Even if the issues surrounding the interim president are resolved quickly, the impeachment comes at an inopportune time for South Korea. The country is struggling to cope with scandals and business failures among its chaebols, or conglomerates, as well as a protracted economic slump, an impending transition in U.S. politics and the ever-evolving security environment of the Asia-Pacific region. Fixing South Korea’s economic crisis will be Seoul’s top priority, but doing so would require bringing the country’s fractured legislature together. This will be no easy task, especially since no party currently holds a majority in the National Assembly, meaning any decision would require a joint effort. Moreover, policies would have to be passed as the Saenuri Party seeks new leadership — and as its rivals look ahead to potential early elections. As the minor opposition party, the People’s Party could serve as a spoiler in any attempt by the Democratic Party to work more closely with the Saenuri Party.
Meanwhile, the underlying fractures among South Korean voters will remain. Citizens have long been split along regional lines: Those from South Korea’s southwestern provinces and Seoul often back liberal parties, while the rest of the country’s electorate typically supports conservative leaders. However, the liberal parties are routinely divided between centrist (currently the Democratic Party) and extremist (currently the People’s Party) factions. In the lead-up to the recent impeachment vote, the differences in opinion among these three groups were laid bare. And though the conservative Saenuri Party is not fully united, it is likely more cohesive than the opposition coalition.
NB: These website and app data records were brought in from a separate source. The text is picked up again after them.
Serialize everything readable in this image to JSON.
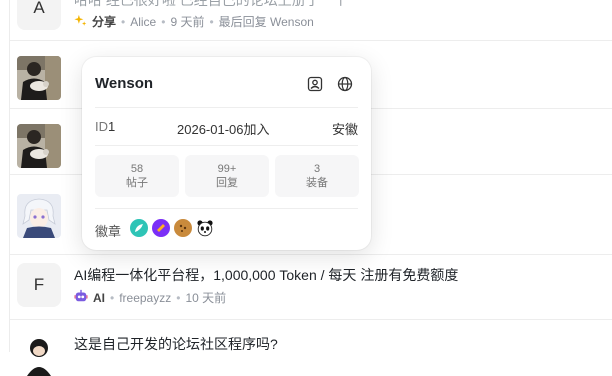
{
  "topics": [
    {
      "avatar_letter": "A",
      "title": "哈哈 经已很好啦 已经自己的论坛上册了一个",
      "category": "分享",
      "category_icon": "sparkles-icon",
      "author": "Alice",
      "time": "9 天前",
      "last_reply": "最后回复 Wenson"
    },
    {
      "avatar": "photo-man-with-cat"
    },
    {
      "avatar": "photo-man-with-cat"
    },
    {
      "avatar": "anime-character"
    },
    {
      "avatar_letter": "F",
      "title": "AI编程一体化平台程，1,000,000 Token / 每天 注册有免费额度",
      "category": "AI",
      "category_icon": "robot-icon",
      "author": "freepayzz",
      "time": "10 天前"
    },
    {
      "avatar": "cartoon-figure",
      "title": "这是自己开发的论坛社区程序吗?"
    }
  ],
  "popover": {
    "name": "Wenson",
    "id_label": "ID",
    "id_value": "1",
    "joined": "2026-01-06加入",
    "location": "安徽",
    "stats": [
      {
        "value": "58",
        "label": "帖子"
      },
      {
        "value": "99+",
        "label": "回复"
      },
      {
        "value": "3",
        "label": "装备"
      }
    ],
    "badges_label": "徽章",
    "badges": [
      "feather-badge-icon",
      "rocket-badge-icon",
      "cookie-badge-icon",
      "panda-badge-icon"
    ]
  },
  "colors": {
    "badge_teal": "#2ec4b6",
    "badge_purple": "#7b2ff7",
    "cookie": "#c98a3c"
  }
}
All of this points to several more months of political strife for South Korea. This will create a difficult environment for making policy decisions, colored by the ambitions of the country’s competing parties as they try to stabilize the economy and position themselves for the next election.
© STRATFOR GLOBAL INTELLIGENCE